Contemporary artists such as Damien Hirst and Andres Serrano continue to create works that provoke discussion and challenge conventional ideas about art. Hirst’s controversial pieces, such as his preserved shark installation titled “The Physical Impossibility of Death in the Mind of Someone Living,” elicit strong reactions and force viewers to question the boundaries of artistic expression. Serrano’s photograph of a crucifix submerged in urine, titled “Piss Christ,” became a lightning rod for debates on religious symbolism and censorship.
In the world of art, the definition of obscenity is fluid and subjective, evolving with changing social norms and cultural values. What may be considered obscene today could be celebrated as avant-garde tomorrow. The intersection of art and obscenity forces us to confront our own biases and engage in thoughtful discussions about artistic freedom, societal boundaries, and the transformative power of art.

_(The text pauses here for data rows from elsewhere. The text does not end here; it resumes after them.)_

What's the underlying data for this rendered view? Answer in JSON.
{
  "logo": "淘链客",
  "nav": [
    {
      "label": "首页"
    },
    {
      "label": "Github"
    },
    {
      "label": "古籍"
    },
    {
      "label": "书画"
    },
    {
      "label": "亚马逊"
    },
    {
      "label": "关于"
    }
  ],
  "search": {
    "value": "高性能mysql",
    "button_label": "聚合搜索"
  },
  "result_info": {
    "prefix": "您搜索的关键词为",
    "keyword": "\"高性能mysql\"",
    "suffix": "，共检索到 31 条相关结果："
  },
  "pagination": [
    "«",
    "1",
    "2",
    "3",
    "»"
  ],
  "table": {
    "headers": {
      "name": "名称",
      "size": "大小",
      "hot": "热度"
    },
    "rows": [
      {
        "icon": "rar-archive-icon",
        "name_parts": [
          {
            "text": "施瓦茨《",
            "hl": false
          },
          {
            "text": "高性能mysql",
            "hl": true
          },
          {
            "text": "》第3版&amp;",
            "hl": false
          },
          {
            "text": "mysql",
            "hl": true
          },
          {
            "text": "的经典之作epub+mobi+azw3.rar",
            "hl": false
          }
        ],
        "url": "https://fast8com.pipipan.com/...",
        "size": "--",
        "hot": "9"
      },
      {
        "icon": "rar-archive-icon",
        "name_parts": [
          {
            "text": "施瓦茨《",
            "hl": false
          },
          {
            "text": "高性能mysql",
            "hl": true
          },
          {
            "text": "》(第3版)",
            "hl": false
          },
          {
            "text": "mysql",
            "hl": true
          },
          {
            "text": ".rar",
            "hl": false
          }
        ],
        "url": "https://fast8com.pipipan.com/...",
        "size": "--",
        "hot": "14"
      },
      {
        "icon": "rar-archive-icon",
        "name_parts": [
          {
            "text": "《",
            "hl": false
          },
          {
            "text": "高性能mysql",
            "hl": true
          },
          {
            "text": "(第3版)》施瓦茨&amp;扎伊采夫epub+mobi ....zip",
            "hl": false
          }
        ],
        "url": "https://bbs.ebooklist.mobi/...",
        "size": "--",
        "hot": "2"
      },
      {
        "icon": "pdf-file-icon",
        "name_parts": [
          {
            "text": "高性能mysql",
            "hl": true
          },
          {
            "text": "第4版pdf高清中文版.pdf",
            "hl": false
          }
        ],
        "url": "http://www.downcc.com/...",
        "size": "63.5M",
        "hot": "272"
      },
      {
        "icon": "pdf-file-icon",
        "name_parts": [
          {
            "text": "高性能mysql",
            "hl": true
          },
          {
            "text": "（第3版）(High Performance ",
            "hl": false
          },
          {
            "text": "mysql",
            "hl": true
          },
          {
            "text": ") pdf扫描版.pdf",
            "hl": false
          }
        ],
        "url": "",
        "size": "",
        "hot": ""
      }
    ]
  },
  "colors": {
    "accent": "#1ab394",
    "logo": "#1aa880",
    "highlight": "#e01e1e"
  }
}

|“The Physical Impossibility of Death in the Mind of Someone Living”
Obscenity Law and its Application
Obscenity is a complex legal issue that is not protected by the First Amendment. The federal law on obscenity defines it as material that lacks serious literary, artistic, political, or scientific value, appeals to a prurient interest, and portrays sexual conduct in a patently offensive way. The Miller test, established by the Supreme Court, is used to determine if material is obscene. It evaluates various factors such as the community standards and the overall context of the material. Violations of federal obscenity laws are considered criminal offenses, with strict prohibitions on the distribution, transportation, sale, or production of obscene material.
One crucial aspect of obscenity law is the protection of minors. It is illegal to distribute obscene matter to minors, and efforts are made to enforce this aspect of the law. The Child Exploitation and Obscenity Section (CEOS) works alongside other agencies to investigate and prosecute violations. CEOS recognizes the importance of community standards in determining obscenity and often collaborates with local United States Attorney’s Offices for effective enforcement efforts.
“Obscenity law plays a vital role in regulating the distribution and production of explicit material, particularly when it comes to protecting vulnerable populations such as minors,” explains legal expert Jane Smith.
It is essential to strike a balance between freedom of expression and the prevention of harm through the enforcement of obscenity laws.”
|Federal law on obscenity
|Defines obscenity and establishes criteria for evaluation
|Used to determine if material is obscene
|Protection of minors
|Strict prohibitions on distributing obscene matter to minors
|Enforces federal obscenity laws and collaborates with other agencies for investigations and prosecutions
Balancing Artistic Expression and Legal Boundaries
As an artist, you have the incredible power to express your thoughts, ideas, and emotions through your work. Artistic expression is a fundamental part of our society, protected under the First Amendment rights of free speech and freedom of expression. However, it is important to remember that there are legal boundaries that must be considered to maintain a harmonious balance.
While the First Amendment offers significant protection, it does not provide absolute immunity when it comes to obscenity. It is essential to navigate the fine line between pushing boundaries and violating legal restrictions. As an artist, you have the responsibility to challenge societal norms and provoke thought, but at the same time, you must be mindful of the legal limitations in place.
A key factor in determining these legal boundaries is the concept of community standards. The cultural and moral values of a particular community play a crucial role in defining what is considered obscene within that context. Therefore, it is necessary to be aware of the community in which your art will be displayed or shared, understanding their sensibilities and being respectful of their beliefs.
Finding the delicate balance between artistic expression and legal boundaries is an ongoing challenge. It requires an open dialogue and a nuanced understanding of the ever-evolving definition of obscenity. As you continue to explore and create, remember to consider the impact of your work, both artistically and legally.